With summer officially here, it’s not just the weather heating up, but the political season as well. There are polls, ads, debates being scheduled, and big-name politicians coming in to support candidates. There's also already some drama, with one contender dropping out and another’s residency being questioned. We’re looking at how the U.S. Congress, Senate, and N.H. Governor races are shaping up so far.
Republican candidate for governor Walt Havenstein wants state election officials to rule on whether he meets the residency requirements to hold the office.
Immediately after filing paperwork to officially launch his candidacy against Gov. Maggie Hassan in Concord on Wednesday, Havenstein submitted a petition to the state Ballot Law Commission, asking for an expedited hearing on the residency issue.
Republican candidate for Governor, Walt Havenstein, toured the factory floor of an aluminum casting company Wednesday.
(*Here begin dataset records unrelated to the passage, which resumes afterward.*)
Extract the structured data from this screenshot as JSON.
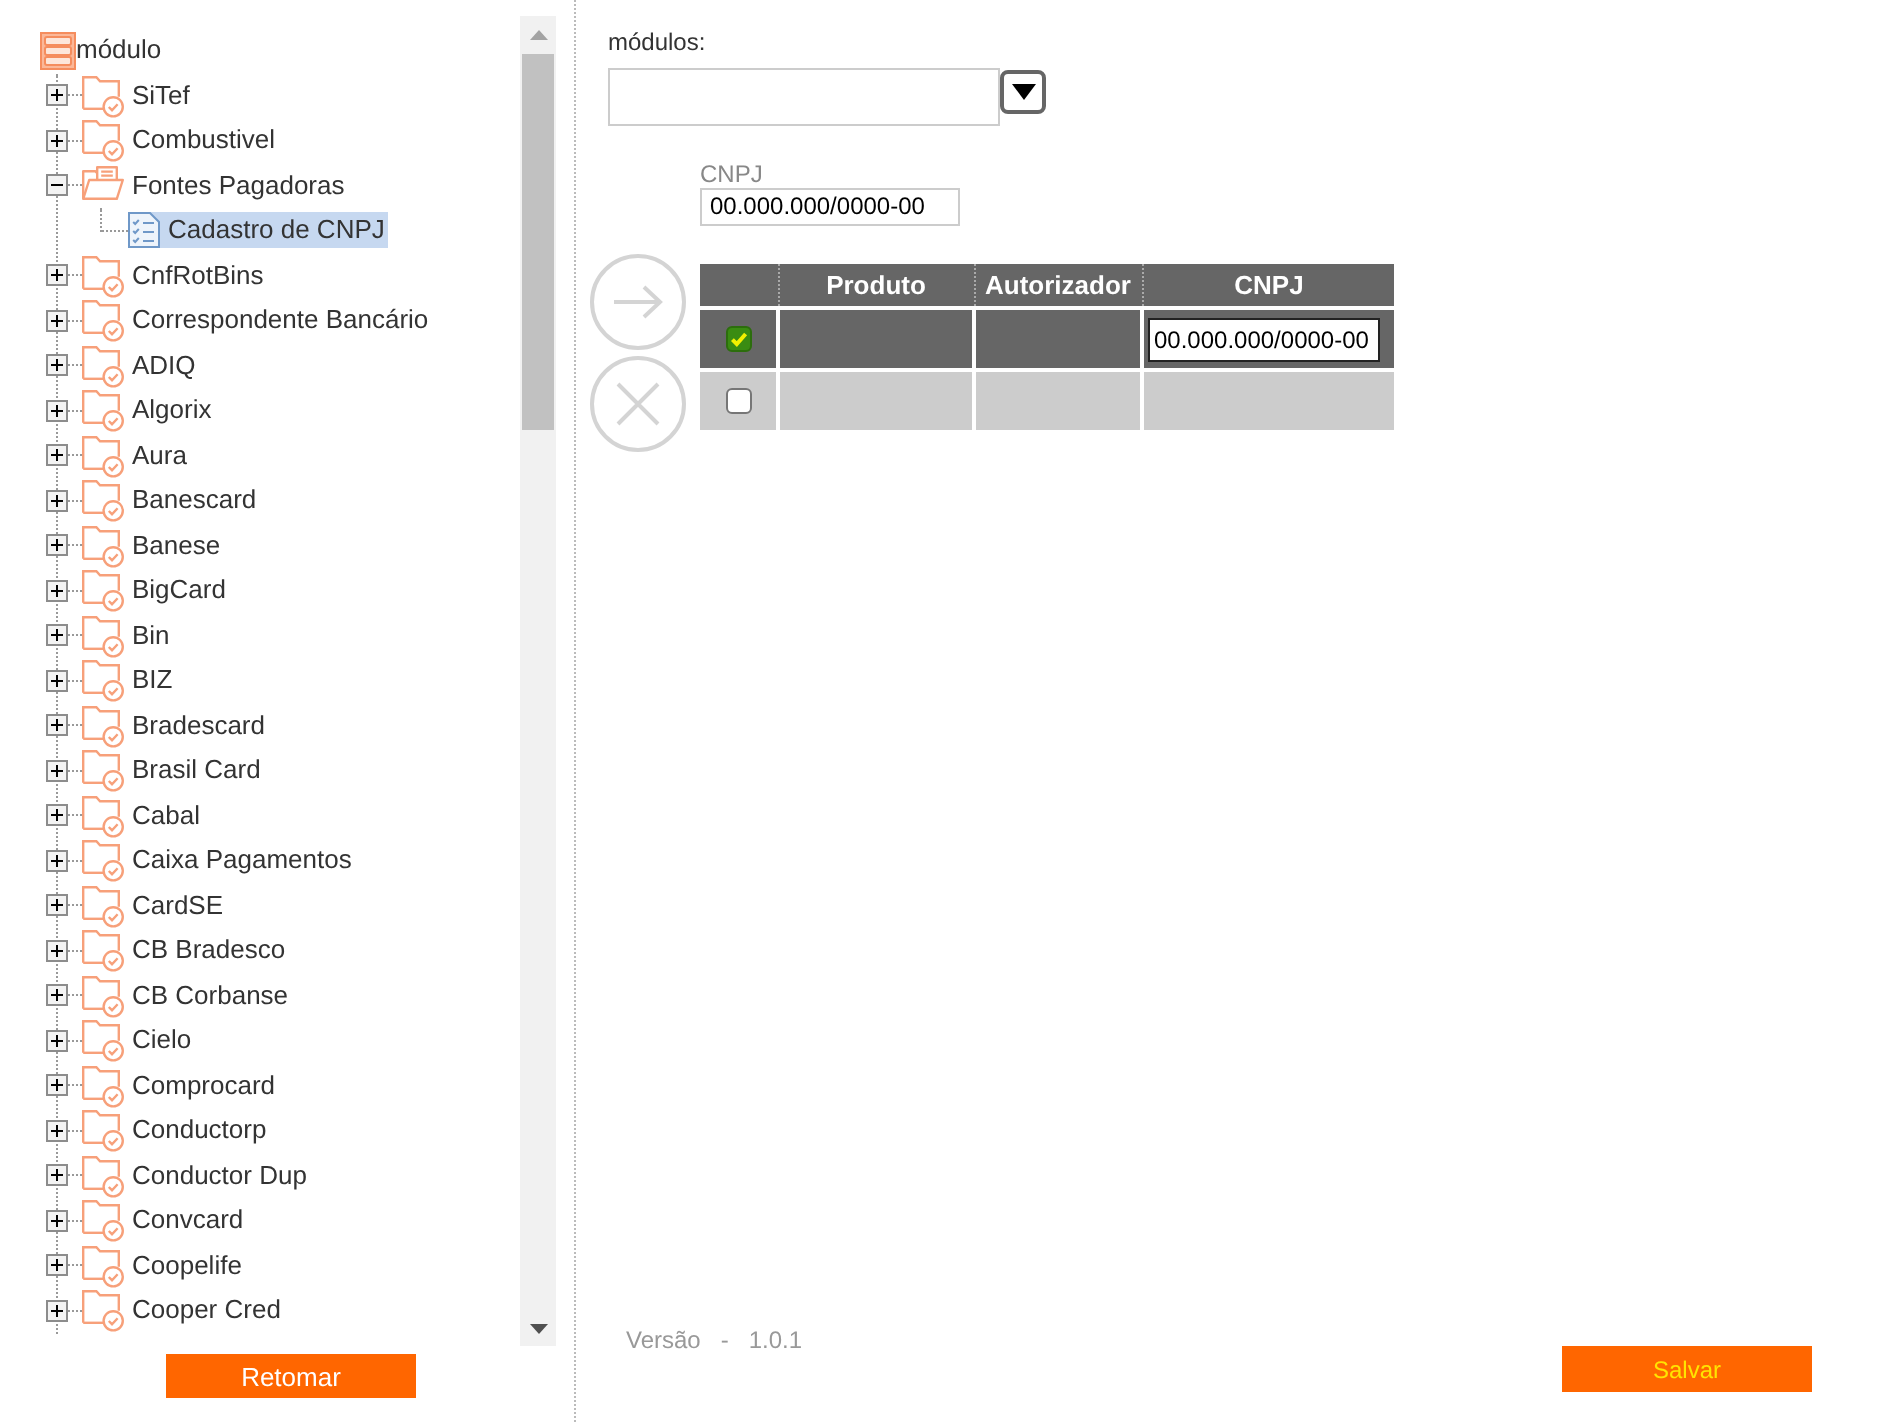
{
  "tree_panel": {
    "root": {
      "label": "módulo",
      "selected": false,
      "children": [
        {
          "label": "SiTef",
          "kind": "folder",
          "expanded": false,
          "selected": false
        },
        {
          "label": "Combustivel",
          "kind": "folder",
          "expanded": false,
          "selected": false
        },
        {
          "label": "Fontes Pagadoras",
          "kind": "folder",
          "expanded": true,
          "selected": false,
          "children": [
            {
              "label": "Cadastro de CNPJ",
              "kind": "form",
              "selected": true
            }
          ]
        },
        {
          "label": "CnfRotBins",
          "kind": "folder",
          "expanded": false,
          "selected": false
        },
        {
          "label": "Correspondente Bancário",
          "kind": "folder",
          "expanded": false,
          "selected": false
        },
        {
          "label": "ADIQ",
          "kind": "folder",
          "expanded": false,
          "selected": false
        },
        {
          "label": "Algorix",
          "kind": "folder",
          "expanded": false,
          "selected": false
        },
        {
          "label": "Aura",
          "kind": "folder",
          "expanded": false,
          "selected": false
        },
        {
          "label": "Banescard",
          "kind": "folder",
          "expanded": false,
          "selected": false
        },
        {
          "label": "Banese",
          "kind": "folder",
          "expanded": false,
          "selected": false
        },
        {
          "label": "BigCard",
          "kind": "folder",
          "expanded": false,
          "selected": false
        },
        {
          "label": "Bin",
          "kind": "folder",
          "expanded": false,
          "selected": false
        },
        {
          "label": "BIZ",
          "kind": "folder",
          "expanded": false,
          "selected": false
        },
        {
          "label": "Bradescard",
          "kind": "folder",
          "expanded": false,
          "selected": false
        },
        {
          "label": "Brasil Card",
          "kind": "folder",
          "expanded": false,
          "selected": false
        },
        {
          "label": "Cabal",
          "kind": "folder",
          "expanded": false,
          "selected": false
        },
        {
          "label": "Caixa Pagamentos",
          "kind": "folder",
          "expanded": false,
          "selected": false
        },
        {
          "label": "CardSE",
          "kind": "folder",
          "expanded": false,
          "selected": false
        },
        {
          "label": "CB Bradesco",
          "kind": "folder",
          "expanded": false,
          "selected": false
        },
        {
          "label": "CB Corbanse",
          "kind": "folder",
          "expanded": false,
          "selected": false
        },
        {
          "label": "Cielo",
          "kind": "folder",
          "expanded": false,
          "selected": false
        },
        {
          "label": "Comprocard",
          "kind": "folder",
          "expanded": false,
          "selected": false
        },
        {
          "label": "Conductorp",
          "kind": "folder",
          "expanded": false,
          "selected": false
        },
        {
          "label": "Conductor Dup",
          "kind": "folder",
          "expanded": false,
          "selected": false
        },
        {
          "label": "Convcard",
          "kind": "folder",
          "expanded": false,
          "selected": false
        },
        {
          "label": "Coopelife",
          "kind": "folder",
          "expanded": false,
          "selected": false
        },
        {
          "label": "Cooper Cred",
          "kind": "folder",
          "expanded": false,
          "selected": false
        }
      ]
    },
    "return_button": "Retomar"
  },
  "form_panel": {
    "modules_select": {
      "label": "módulos:"
    },
    "cnpj_filter": {
      "label": "CNPJ",
      "value": "00.000.000/0000-00"
    },
    "table": {
      "columns": [
        "Produto",
        "Autorizador",
        "CNPJ"
      ],
      "rows": [
        {
          "checked": true,
          "cnpj": "00.000.000/0000-00"
        },
        {
          "checked": false
        }
      ]
    },
    "version": {
      "label": "Versão",
      "separator": "-",
      "number": "1.0.1"
    },
    "save_button": "Salvar"
  }
}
The visit marks the start of a series of similar tours as part of his Republican primary campaign.
Last week, the U.S. Supreme Court came down on a decision that will change the way we fund elections. In a 5-4 vote, the court removed a cap on how many candidates or committees a person can support per election cycle. Although the amount is still restricted to $2600 per candidate, an individual can now gift that amount to as many politicians as he or she wants. Opponents of the ruling worry the decision may suppress ordinary voices: “where enough money calls the tune,” said Justice William Breyer, “the general public will not be heard.” But supporters like Chief Justice Roberts say that this case follows first amendment rights. “Integration and access are not corruption,” said Roberts, “they embody a central feature of democracy that constituents support candidates who share their beliefs and interests.
Mara Liasson will discuss the White House and upcoming elections, as well as how changes in both political parties over the past six years have affected such key issues as the Affordable Care Act, the debt-ceiling debate, and immigration reform.
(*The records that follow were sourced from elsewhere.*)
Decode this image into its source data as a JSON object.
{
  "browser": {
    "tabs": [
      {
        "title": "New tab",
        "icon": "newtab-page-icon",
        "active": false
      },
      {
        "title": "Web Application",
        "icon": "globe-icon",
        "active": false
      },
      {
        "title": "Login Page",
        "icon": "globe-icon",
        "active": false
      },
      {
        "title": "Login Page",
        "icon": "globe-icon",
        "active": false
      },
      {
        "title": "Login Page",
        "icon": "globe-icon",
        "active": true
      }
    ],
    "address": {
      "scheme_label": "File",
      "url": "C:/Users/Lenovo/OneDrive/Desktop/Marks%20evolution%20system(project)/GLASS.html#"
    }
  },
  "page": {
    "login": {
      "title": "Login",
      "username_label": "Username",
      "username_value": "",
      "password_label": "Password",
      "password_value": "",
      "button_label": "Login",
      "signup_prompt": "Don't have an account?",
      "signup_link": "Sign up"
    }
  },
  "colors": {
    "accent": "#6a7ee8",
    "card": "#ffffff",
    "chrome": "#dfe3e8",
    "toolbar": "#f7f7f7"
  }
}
Mara Liasson – national political correspondent for NPR. She joined NPR in 1985 as a general assignment reporter, later working as a congressional correspondent, and then the White House correspondent.
A bipartisan plan to expand Medicaid that is scheduled for a vote in the New Hampshire Senate this week has strong support from Granite Staters, according to a new poll.
New England College asked 774 registered voters if they would support a proposal backed by Gov. Maggie Hassan and a majority in the New Hampshire Senate “to extend private insurance to low-income residents, without passing the cost of coverage on to businesses.”
New Hampshire voters showed a reluctance to change the state constitution in Tuesday’s election, rejecting one amendment that would have banned a personal income tax and another that would have given the legislature more control over the judiciary.
Tuesday's election in New Hampshire made history, as two female candidates for Congress, Ann McLane Kuster and Carol Shea-Porter beat their Republican opponents, joining U.S. Senators Jeanne Shaheen (D-NH) and Kelly Ayotte (R-NH) in Washington.
Democratic Governor-Elect Maggie Hassan will be the only female Democratic governor in January.
New Hampshire Elections officials say they heard a fair number of complaints about long lines at the polls. But as they say something other than the new voter ID law is to blame.
Talk of long lines at the polls was common on Election Day. And for Republican gubernatorial candidate Ovide Lamontagne, it even affected how Election Night played out. As supporters saw more and more returns favoring Democrat Maggie Hassan, a spokeswoman addressed the crowd.